This article appeared in the April issue of Athletic Business. Athletic Business is a free magazine for professionals in the athletic, fitness and recreation industry. Click here to subscribe.
Today's football practice facilities are packed with lavish amenities. Programs at the college and professional levels have been spending millions of dollars to renovate or build new facilities, but it isn't all about impressing recruits. Player health and wellbeing is paramount for these programs, and one feature becoming standard within practice facilities is hot and cold plunge pools.
In 2013, the University of Alabama completed a multimillion-dollar renovation of its existing football operations facility. Along with a state-of-the-art weight room and a players' lounge featuring billiards tables, arcade games and several 70-inch flat-screen televisions, the new Mal M. Moore Athletic Facility boasts two 30-foot aquatic rehabilitation pools containing four waterfalls.
A pair of rehabilitation pools can also be found at the Dallas Cowboys' The Ford Center at The Star in Frisco, Texas. Whether decked out with waterfalls and spa amenities or more basic and utilitarian, aquatic rehabilitation pools are becoming must-have amenities for any competitive football program preparing its players to perform at their best.
Hot and cold plunge pools are vital for rapid muscle recovery and rehabilitation. Hot plunge pools are used pre-workout as a way for players to warm up their muscles before they hit the field or the weight room. Cold plunge pools, or ice baths, are generally used immediately after periods of intense exercise. The cold water restricts the blood flow by causing the blood vessels to contract. Many trainers suggest alternating between hot and cold water to increase blood flow, a process known as contrast water therapy.
OVERFLOWING WITH ATHLETES
The challenges in designing this type of aquatic facility are unique when taking into consideration the patrons who will be using the pools. Imagine five offensive linemen, averaging nearly 300 pounds apiece, all trying to squeeze into a standard hot tub. The result? A flooded pool deck.
Aquatic rehabilitation pool design can compensate for this "surge" by utilizing deep perimeter gutters. The gutters installed on the hot and cold plunge pools at the University of Iowa Football Operations Facility are 24-inches deep (see diagram at left), a size traditionally reserved for high-end competition pools to capture waves and quell turbulent water created by swimmers.
An additional measure taken to prevent overflow is to install a sizable balance tank beneath the pool deck. A balance tank serves as a storage chamber for the water that gets displaced when someone enters the pool. An average person displaces 18 to 20 gallons of water when they enter a pool. A typical football player, however, could easily displace double or even triple that amount.

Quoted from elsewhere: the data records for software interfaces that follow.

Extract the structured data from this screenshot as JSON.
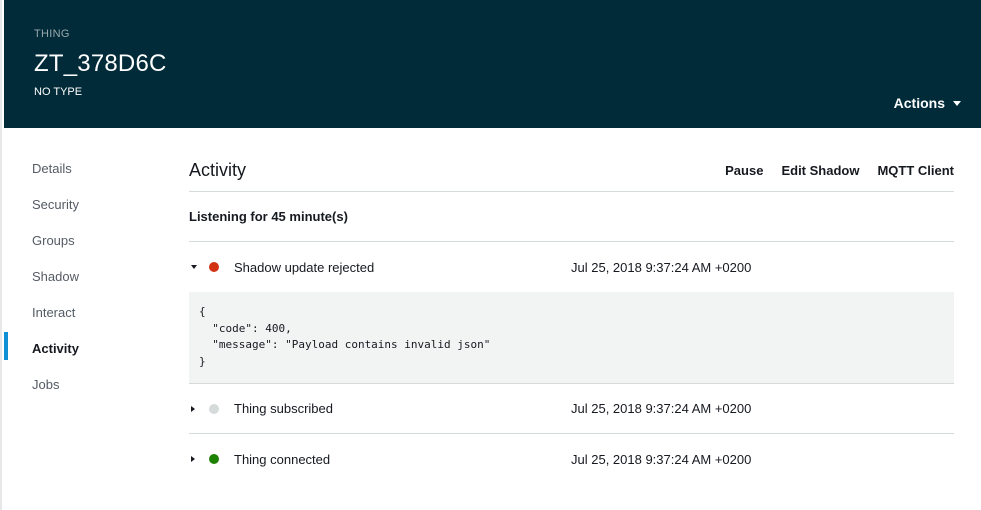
{
  "header": {
    "eyebrow": "THING",
    "title": "ZT_378D6C",
    "subtitle": "NO TYPE",
    "actions_label": "Actions",
    "background_color": "#012b39"
  },
  "sidebar": {
    "items": [
      {
        "label": "Details"
      },
      {
        "label": "Security"
      },
      {
        "label": "Groups"
      },
      {
        "label": "Shadow"
      },
      {
        "label": "Interact"
      },
      {
        "label": "Activity",
        "active": true
      },
      {
        "label": "Jobs"
      }
    ],
    "active_color": "#0f8fd4"
  },
  "main": {
    "title": "Activity",
    "links": {
      "pause": "Pause",
      "edit_shadow": "Edit Shadow",
      "mqtt_client": "MQTT Client"
    },
    "listening": "Listening for 45 minute(s)",
    "events": [
      {
        "label": "Shadow update rejected",
        "time": "Jul 25, 2018 9:37:24 AM +0200",
        "status_color": "#d13212",
        "expanded": true,
        "payload": "{\n  \"code\": 400,\n  \"message\": \"Payload contains invalid json\"\n}"
      },
      {
        "label": "Thing subscribed",
        "time": "Jul 25, 2018 9:37:24 AM +0200",
        "status_color": "#d5dbdb",
        "expanded": false
      },
      {
        "label": "Thing connected",
        "time": "Jul 25, 2018 9:37:24 AM +0200",
        "status_color": "#1d8102",
        "expanded": false
      }
    ]
  }
}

Another challenge of therapy pool design is water clarity. Football players tend to be at their sweatiest and dirtiest right after a workout, and right before a dip in the cold plunge pool. Keeping the water clean requires a faster turnover rate — the time it takes a pump to recirculate the entire volume of water through the mechanical room and filter system and return clean water back to the pool. For these types of pools, a turnover rate of 15 minutes or less is recommended. This may cause systems to be oversized in comparison to municipal facilities. Fast turnover times and oversized equipment ultimately lead to cleaner water and a more sanitary experience.
Other design aspects unique to aquatic facilities include temperature, hydrotherapy jets, depth of water and ingress/egress (especially for injured players).
The main difference between a hot plunge pool and a cold plunge pool is, well, the temperature. The pool operator at Alabama regularly makes both pools either hot or cold based on demand. Because the therapeutic function of both relies on temperature, close attention needs to be paid to this factor. Hot plunge pools generally have a temperature range between 100 and 104 degrees Fahrenheit, and cold plunge pools are kept around 55 degrees, and often colder.
Whether hot or cold, all plunge pools utilize hydrotherapy jets. Different nozzle configurations with varying pressures, sizes and quantities allow the user to target individual sore areas. To make the most of these nozzles' therapeutic purpose, it is best to incorporate different depths of water in a pool. The therapy pool at the University of Iowa Football Operations Facility, for instance, has three different water depths; 3 feet, 6 inches; 4 feet, 10 inches; and 6 feet, 4 inches. These varying depths accommodate an array of therapy programs for different applications.
Finally, easy ingress and egress is an important design consideration for therapy pools. Though athletes may appear the picture of health during a game, a hard workout or practice can take its toll and make transitioning in and out of a pool difficult. Depending on the space available, assistive devices such as powered ADA-compliant lifts, transfer walls with grab rails, transfer steps and platforms or accessible pool stairs with handrails can make access easier for athletes.
Connor Riley is a project engineer working out of Counsilman-Hunsaker’s Denver office.
This article originally appeared in the April 2016 issue of Athletic Business with the title "Designing therapy pools for football practice facilities"